“Look at all these beautiful brown faces,” Ángel Manuel Soto said while gazing up at movie-screen-sized poster for Blue Beetle as he introduced his new DC Comics superhero film at a special screening in Hollywood this week. “And Susan Sarandon.”
Soto didn’t mean that as a slight against Sarandon.
“I love Susan. She’s such an ally and she's just an amazing talent,” Soto later explained to Yahoo Entertainment. “She gets it. She understood the assignment.”
Instead, Soto was calling to attention his culturally groundbreaking effort: It’s the first major superhero movie led by a Latino cast. Its hero, Jaime Reyes (Cobra Kai breakout Xolo Maridueña) is a recent college grad cleaning the homes of the wealthy when he’s chosen to become a symbiotic host to the Scarab, an ancient alien relic that grants him sweet blue armor and major powers. He’s got a deeply supportive Mexican-immigrant family (Adriana Barrraza, Damián Alcázar, Elpidia Carrillo, Belissa Escobedo and George Lopez). His love interest is Brazilian (Bruna Marquezine). The central antagonist is white (hello again, Susan Sarandon), but her bodyguard (Raoul Max Trujillo) and top scientist (Harvey Guillén) are Latino.
The film’s authenticity extends beyond its cast. It was written by the Mexican-born Gareth Dunnet-Alcocer. Soto, who broke out with the 2020 Sundance darling/Baltimore motorbike drama Charm City Kings, is from San Juan, Puerto Rico.
But, as Soto cautions, that does not mean Blue Beetle is the ultimate Latino film.
“It would be unfair to say this is the Latino experience,” he says. “It would be a lie to say this encompasses everyone because Latinos are not a monolith. … But though Gareth is Mexican and I’m Puerto Rican, and we have very specific idiosyncrasies and cultural elements that differentiate us, we realized as we were working together that [there] was more stuff that connected us [than] divided us. And by honing into the things that unify us as the Latino experience, I think we were able to find that there is actually a lot of universality in our specificity.

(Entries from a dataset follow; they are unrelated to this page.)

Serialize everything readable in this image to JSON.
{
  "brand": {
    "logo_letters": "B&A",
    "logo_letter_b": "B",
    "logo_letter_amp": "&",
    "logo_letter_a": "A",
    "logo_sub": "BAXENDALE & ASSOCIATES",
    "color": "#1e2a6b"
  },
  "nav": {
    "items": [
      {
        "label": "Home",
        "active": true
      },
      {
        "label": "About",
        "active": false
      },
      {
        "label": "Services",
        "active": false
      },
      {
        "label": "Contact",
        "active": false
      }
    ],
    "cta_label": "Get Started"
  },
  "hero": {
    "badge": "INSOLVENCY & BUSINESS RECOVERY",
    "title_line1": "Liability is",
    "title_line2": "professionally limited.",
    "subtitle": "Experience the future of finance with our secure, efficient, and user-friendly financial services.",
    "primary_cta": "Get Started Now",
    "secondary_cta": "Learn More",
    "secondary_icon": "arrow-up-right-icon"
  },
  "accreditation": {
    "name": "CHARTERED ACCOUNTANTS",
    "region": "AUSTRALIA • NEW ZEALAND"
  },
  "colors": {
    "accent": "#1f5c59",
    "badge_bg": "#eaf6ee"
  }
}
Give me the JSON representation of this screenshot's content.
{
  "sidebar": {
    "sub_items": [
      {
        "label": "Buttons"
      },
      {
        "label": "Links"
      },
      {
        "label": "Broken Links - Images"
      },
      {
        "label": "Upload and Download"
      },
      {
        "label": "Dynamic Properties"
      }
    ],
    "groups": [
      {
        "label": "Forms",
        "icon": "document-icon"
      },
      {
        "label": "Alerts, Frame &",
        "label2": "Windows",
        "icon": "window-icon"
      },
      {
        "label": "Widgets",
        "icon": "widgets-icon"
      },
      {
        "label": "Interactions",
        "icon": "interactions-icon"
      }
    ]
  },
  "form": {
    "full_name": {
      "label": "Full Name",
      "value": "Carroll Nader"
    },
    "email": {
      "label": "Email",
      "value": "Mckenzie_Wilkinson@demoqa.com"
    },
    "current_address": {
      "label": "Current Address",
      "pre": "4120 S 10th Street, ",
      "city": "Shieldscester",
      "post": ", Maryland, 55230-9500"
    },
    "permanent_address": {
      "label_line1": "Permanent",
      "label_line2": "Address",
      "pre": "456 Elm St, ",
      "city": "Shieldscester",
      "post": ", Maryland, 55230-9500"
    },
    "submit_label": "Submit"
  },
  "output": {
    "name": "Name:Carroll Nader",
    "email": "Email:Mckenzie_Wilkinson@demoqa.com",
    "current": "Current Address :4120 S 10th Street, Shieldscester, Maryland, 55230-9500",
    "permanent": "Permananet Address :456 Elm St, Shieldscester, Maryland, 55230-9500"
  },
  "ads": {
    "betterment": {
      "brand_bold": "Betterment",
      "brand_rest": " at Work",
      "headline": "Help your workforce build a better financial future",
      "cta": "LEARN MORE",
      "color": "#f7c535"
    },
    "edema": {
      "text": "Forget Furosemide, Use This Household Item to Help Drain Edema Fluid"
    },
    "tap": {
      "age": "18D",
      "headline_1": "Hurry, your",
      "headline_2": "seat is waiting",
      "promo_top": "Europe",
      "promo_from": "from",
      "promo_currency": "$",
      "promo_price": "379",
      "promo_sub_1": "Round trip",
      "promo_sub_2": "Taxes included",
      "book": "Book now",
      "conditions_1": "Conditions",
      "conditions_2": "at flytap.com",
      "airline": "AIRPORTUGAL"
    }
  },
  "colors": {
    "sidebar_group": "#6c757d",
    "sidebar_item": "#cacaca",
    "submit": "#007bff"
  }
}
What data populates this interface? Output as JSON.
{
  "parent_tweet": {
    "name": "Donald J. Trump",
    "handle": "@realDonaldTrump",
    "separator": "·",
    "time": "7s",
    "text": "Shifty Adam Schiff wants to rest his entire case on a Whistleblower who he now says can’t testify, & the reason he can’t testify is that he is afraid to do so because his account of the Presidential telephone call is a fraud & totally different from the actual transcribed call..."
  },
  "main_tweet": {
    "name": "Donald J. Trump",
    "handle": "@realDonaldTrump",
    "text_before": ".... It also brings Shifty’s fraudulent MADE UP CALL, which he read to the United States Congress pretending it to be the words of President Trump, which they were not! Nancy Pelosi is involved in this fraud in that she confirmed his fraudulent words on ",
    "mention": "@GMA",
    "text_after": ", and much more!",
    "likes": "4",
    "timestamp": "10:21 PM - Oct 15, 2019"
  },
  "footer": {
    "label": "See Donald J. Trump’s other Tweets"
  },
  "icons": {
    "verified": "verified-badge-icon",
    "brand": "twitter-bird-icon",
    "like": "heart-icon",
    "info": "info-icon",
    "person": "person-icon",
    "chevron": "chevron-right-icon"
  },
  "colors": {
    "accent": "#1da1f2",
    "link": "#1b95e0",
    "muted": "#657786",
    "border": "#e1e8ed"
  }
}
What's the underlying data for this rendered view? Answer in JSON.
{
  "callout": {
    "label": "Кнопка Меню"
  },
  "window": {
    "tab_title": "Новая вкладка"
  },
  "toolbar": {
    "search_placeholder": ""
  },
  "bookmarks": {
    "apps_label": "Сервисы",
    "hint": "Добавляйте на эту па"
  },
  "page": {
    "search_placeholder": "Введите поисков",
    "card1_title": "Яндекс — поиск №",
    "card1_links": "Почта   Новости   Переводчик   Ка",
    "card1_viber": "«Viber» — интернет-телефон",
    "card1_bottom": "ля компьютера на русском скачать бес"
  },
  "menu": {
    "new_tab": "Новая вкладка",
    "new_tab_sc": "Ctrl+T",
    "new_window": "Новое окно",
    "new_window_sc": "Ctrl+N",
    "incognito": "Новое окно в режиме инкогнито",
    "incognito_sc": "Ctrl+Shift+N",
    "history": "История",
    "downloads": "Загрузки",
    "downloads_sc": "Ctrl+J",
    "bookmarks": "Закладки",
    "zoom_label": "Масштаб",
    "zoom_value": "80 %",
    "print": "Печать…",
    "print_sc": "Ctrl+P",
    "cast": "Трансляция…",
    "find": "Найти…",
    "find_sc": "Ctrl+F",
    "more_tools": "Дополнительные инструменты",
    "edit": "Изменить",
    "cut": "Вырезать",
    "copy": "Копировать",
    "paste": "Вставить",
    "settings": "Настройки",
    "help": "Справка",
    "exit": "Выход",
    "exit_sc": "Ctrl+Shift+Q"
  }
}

“And by doing it that way, we felt like if this is hopefully the first of many stories told by our communities that can actually explore all the millions of issues and concepts and experiences that exist in the Latino community, let this be the first of many. It’s impossible to do everything in one movie, but it is possible to at least try to open the doors for more of those stories, more of those diverse stories even just within the Latino community.”
Blue Beetle isn’t just about breaking cultural barriers. It’s really good, and is drawing early raves from critics for its lighter, more comedic approach to superhero storytelling, with comparisons to Marvel’s Iron Man and Spider-Man movies — and not just because of their respective talking-armor or coming-of-age aspects. While Marvel has since embraced the multiverse, and many DC films have gotten progressively darker, Blue Beetle “takes itself less seriously than most comic-book movies,” notes Variety. The stakes are lower, too: Jaime doesn’t need to save the world, just his family.
“We definitely wanted to have fun,” Soto says. “If you read the comics, the character in the comics is very funny and quirky and his relationship with his environment is similar. So we were like, ‘Why not show a Latino family having fun?’ And we can also show a family that lives in a reality where some of the [things] that happens to them are visceral, they're intense and traumatic and possibly triggering to some. But at the end of the day, we also wanted to live in this world that we have often been left out from experiencing.
“That's why the film has this nostalgic throwback essence to the [early superhero] movies. Like with Iron Man, I want to have that experience, too. Why do we always have to reinvent the wheel every single time Latinos show up? It's like, why can't we just have fun, pay homage to the movies that build us and see us in [those] places?”
Of course now one of the biggest questions is where Blue Beetle fits within the larger DC Universe? The film began production before the seismic leadership change that saw James Gunn and Peter Safran (a producer on Beetle) take the reins and pronouncing an end to the Snyderverse.
“The film, more than just being an introductory card of Blue Beetle and Jaime Reyes into the live-action cinematic universe, this is also a prologue, the first act of a saga,” says Soto, who has previously stated he hopes to make a full trilogy. “Meaning by the end of the movie, now he can actually go into the new world. But first we wanted to ground it. We wanted to [use] the language of Latin cinema, spend time with the family, create empathy, create connection, create experiences that last so that we can understand the background. We can understand everything that surrounds our hero.
“And as he relates to all the other heroes with all the different alliances that might come in the future in James Gunn’s DC, you have this movie to go back to and know what is the heart of this character. Because at the end of the day, plot is plot. Explosions are explosions. But the heart for me is what matters the most.”
Blue Beetle opens in theaters on Aug. 18.